MATERIAL FOR THIS TASK:
--- --- ---
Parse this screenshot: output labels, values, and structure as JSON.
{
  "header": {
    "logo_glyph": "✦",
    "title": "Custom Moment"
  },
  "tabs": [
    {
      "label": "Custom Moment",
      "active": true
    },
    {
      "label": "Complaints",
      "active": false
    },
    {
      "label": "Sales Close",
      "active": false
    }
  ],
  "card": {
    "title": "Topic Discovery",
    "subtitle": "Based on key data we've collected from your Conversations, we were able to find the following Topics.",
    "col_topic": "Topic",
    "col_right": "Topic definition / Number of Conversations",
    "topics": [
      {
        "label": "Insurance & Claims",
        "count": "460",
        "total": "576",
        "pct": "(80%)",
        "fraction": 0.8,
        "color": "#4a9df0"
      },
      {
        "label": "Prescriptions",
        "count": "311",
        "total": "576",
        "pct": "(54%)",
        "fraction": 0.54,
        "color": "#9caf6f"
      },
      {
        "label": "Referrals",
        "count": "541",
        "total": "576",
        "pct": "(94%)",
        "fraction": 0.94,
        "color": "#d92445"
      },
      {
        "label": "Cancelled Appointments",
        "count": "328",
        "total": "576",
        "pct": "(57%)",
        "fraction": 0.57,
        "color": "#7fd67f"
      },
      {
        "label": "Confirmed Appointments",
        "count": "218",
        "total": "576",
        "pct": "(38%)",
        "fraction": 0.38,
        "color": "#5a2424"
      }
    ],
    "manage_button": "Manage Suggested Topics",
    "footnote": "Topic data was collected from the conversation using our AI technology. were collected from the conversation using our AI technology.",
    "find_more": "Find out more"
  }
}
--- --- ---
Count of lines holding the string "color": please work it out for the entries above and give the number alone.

OUTPUT OF THE TASK:
5